Almost every brewery brews a pale ale - whether it’s a micro brewpub, a major craft brewery, or one of the macro’s "imprint" lines. It’s almost like it’s a requirement to get a brewer’s license. The style is usually solid and appeals to people of different taste ranges since it’s flavorful, but not extremely robust, and drinkable but not watery. It’s hard to make a pale ale that really stands out, but Long Trail Pale Ale comes pretty close.
APPEARANCE AND AROMA
I poured a 12oz bottle into an English pint glass. This beer forms a huge head of rocky, off-white foam that leaves plenty of lacing on the glass. The color is a hazy shade of orange to copper and is extremely bubbly.
The aroma is surprisingly citrusy, with some noticeable floral notes as well. It could easily be mistaken for an IPA from the scent alone.
I should "disclaim" this review by mentioning I was drinking a beer that was bottled six months before I drank it. I was worried the beer might’ve gone bad but was genuinely surprised by how flavorful it was.
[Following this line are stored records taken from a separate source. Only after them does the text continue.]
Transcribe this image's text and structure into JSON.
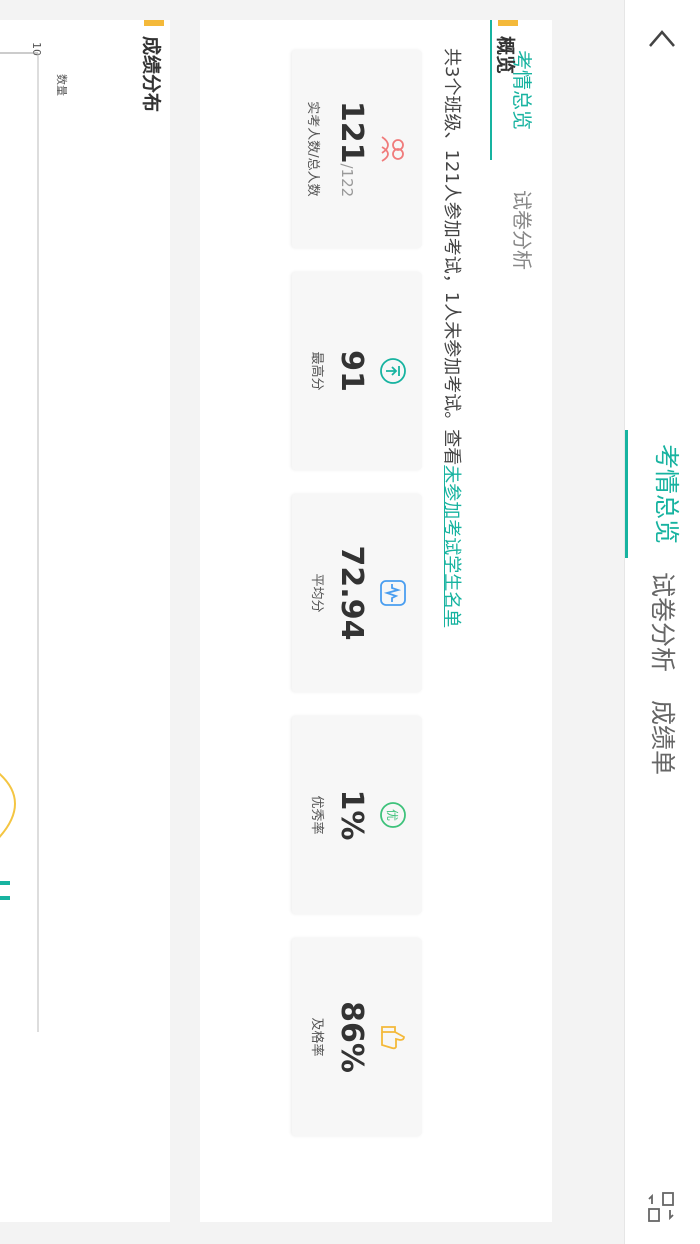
{
  "nav": {
    "tabs": [
      "考情总览",
      "试卷分析",
      "成绩单"
    ],
    "active_tab": 0,
    "accent_color": "#17b3a0"
  },
  "overview": {
    "sub_tabs": [
      "考情总览",
      "试卷分析"
    ],
    "title": "概览",
    "summary_text": "共3个班级、121人参加考试，1人未参加考试。查看",
    "summary_link": "未参加考试学生名单",
    "cards": [
      {
        "icon": "people-icon",
        "value": "121",
        "total": "/122",
        "label": "实考人数/总人数",
        "color": "#f07b7b"
      },
      {
        "icon": "highest-score-icon",
        "value": "91",
        "label": "最高分",
        "color": "#17b3a0"
      },
      {
        "icon": "average-score-icon",
        "value": "72.94",
        "label": "平均分",
        "color": "#4a9ef0"
      },
      {
        "icon": "excellent-rate-icon",
        "value": "1%",
        "label": "优秀率",
        "color": "#3ec27b"
      },
      {
        "icon": "pass-rate-icon",
        "value": "86%",
        "label": "及格率",
        "color": "#f4b93a"
      }
    ]
  },
  "distribution": {
    "title": "成绩分布",
    "ylabel": "数量",
    "y_tick": "10",
    "curve_color": "#f4c542",
    "bar_color": "#17b3a0"
  }
}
Usually, American pale ales just satisfy me, but Long Trail Pale Ale went a little above and beyond and actually impressed me. Much like the aroma, the first swig had the hop bite of an IPA. It’s a clean, citrusy hop with a candy-like sweetness in the finish. The bitterness lingers for only a moment or two, leaving your palate clean in the end.
Perhaps it was due to the fact I was drinking old beer, but I definitely noticed the flavor mellowed out about halfway through. The palate didn’t change, as the clean hop taste shone through, but the intensity seemed to be muted. The bitterness increased and became a bit drier. Still, this is more than I can say for many beers of the style so it was still pleasing.
Long Trail Pale Ale is not too thick and definitely not too thin in terms of mouthfeel. The body is perfectly medium bordering on the light side. It goes down smooth and finishes clean.
Believe it or not, I couldn’t find the ABV statistic for this beer anywhere. I’d estimate it’s around 5.5% since it’s too robust to be much lighter, but doesn’t have the density of something heavier like an IPA. It would make a great session beer, especially for hopheads, and pair well with dinner.
Long Trail is one of those mid-level craft breweries known for making pedestrian beers of pedestrian styles and technically you could say that true for their Pale Ale. However, I’m impressed the brewery was able to add an extra touch to this brew and make it a little more memorable.